# MATERIAL FOR THIS EXERCISE
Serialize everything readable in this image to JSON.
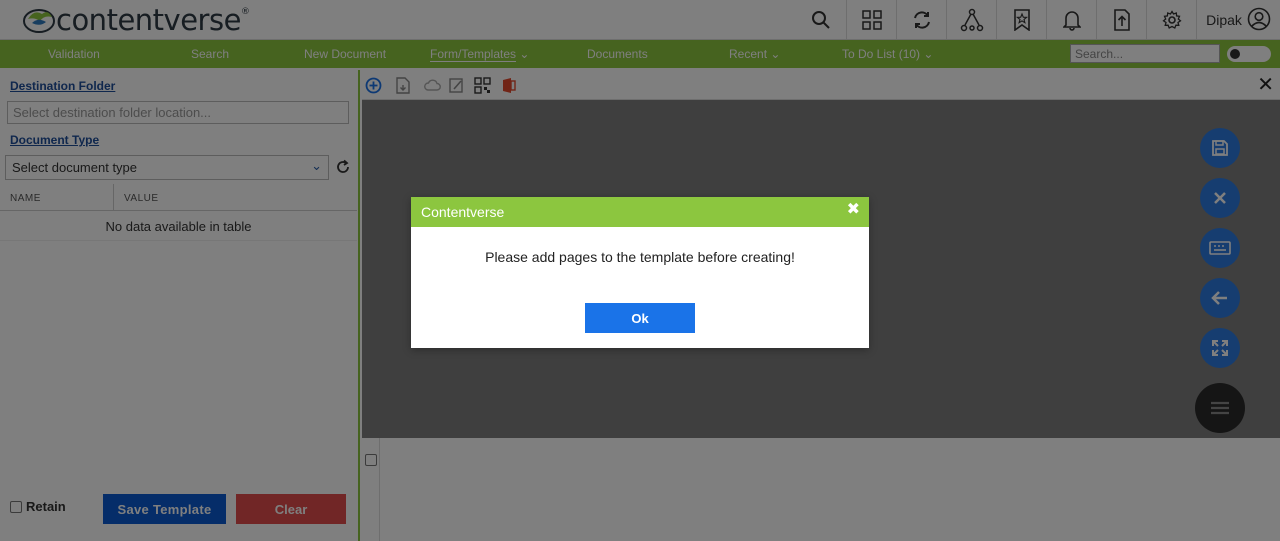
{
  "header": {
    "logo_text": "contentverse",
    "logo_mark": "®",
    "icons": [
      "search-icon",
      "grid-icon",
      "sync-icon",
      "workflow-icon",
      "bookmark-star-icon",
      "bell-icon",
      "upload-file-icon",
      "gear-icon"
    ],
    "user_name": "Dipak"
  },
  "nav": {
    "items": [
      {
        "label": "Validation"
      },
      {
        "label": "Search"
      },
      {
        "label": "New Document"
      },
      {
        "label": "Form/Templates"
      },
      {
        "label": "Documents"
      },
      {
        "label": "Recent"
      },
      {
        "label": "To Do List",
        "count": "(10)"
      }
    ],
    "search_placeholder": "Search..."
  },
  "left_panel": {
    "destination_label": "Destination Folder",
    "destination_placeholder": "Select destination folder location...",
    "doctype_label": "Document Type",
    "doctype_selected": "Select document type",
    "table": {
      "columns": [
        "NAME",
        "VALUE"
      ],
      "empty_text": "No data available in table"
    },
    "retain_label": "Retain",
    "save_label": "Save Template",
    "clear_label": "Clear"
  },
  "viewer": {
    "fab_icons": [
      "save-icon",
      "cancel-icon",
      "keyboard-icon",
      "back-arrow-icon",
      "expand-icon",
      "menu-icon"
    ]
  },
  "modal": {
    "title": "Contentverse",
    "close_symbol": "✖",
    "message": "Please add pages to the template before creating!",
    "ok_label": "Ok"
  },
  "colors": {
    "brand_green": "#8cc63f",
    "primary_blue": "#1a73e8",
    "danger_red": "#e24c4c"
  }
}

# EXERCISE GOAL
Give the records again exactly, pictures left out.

# RESPONSE TO THIS TASK
Serialize everything readable in this image to JSON.
{
  "header": {
    "logo_text": "contentverse",
    "logo_mark": "®",
    "icons": [
      "search-icon",
      "grid-icon",
      "sync-icon",
      "workflow-icon",
      "bookmark-star-icon",
      "bell-icon",
      "upload-file-icon",
      "gear-icon"
    ],
    "user_name": "Dipak"
  },
  "nav": {
    "items": [
      {
        "label": "Validation"
      },
      {
        "label": "Search"
      },
      {
        "label": "New Document"
      },
      {
        "label": "Form/Templates"
      },
      {
        "label": "Documents"
      },
      {
        "label": "Recent"
      },
      {
        "label": "To Do List",
        "count": "(10)"
      }
    ],
    "search_placeholder": "Search..."
  },
  "left_panel": {
    "destination_label": "Destination Folder",
    "destination_placeholder": "Select destination folder location...",
    "doctype_label": "Document Type",
    "doctype_selected": "Select document type",
    "table": {
      "columns": [
        "NAME",
        "VALUE"
      ],
      "empty_text": "No data available in table"
    },
    "retain_label": "Retain",
    "save_label": "Save Template",
    "clear_label": "Clear"
  },
  "viewer": {
    "fab_icons": [
      "save-icon",
      "cancel-icon",
      "keyboard-icon",
      "back-arrow-icon",
      "expand-icon",
      "menu-icon"
    ]
  },
  "modal": {
    "title": "Contentverse",
    "close_symbol": "✖",
    "message": "Please add pages to the template before creating!",
    "ok_label": "Ok"
  },
  "colors": {
    "brand_green": "#8cc63f",
    "primary_blue": "#1a73e8",
    "danger_red": "#e24c4c"
  }
}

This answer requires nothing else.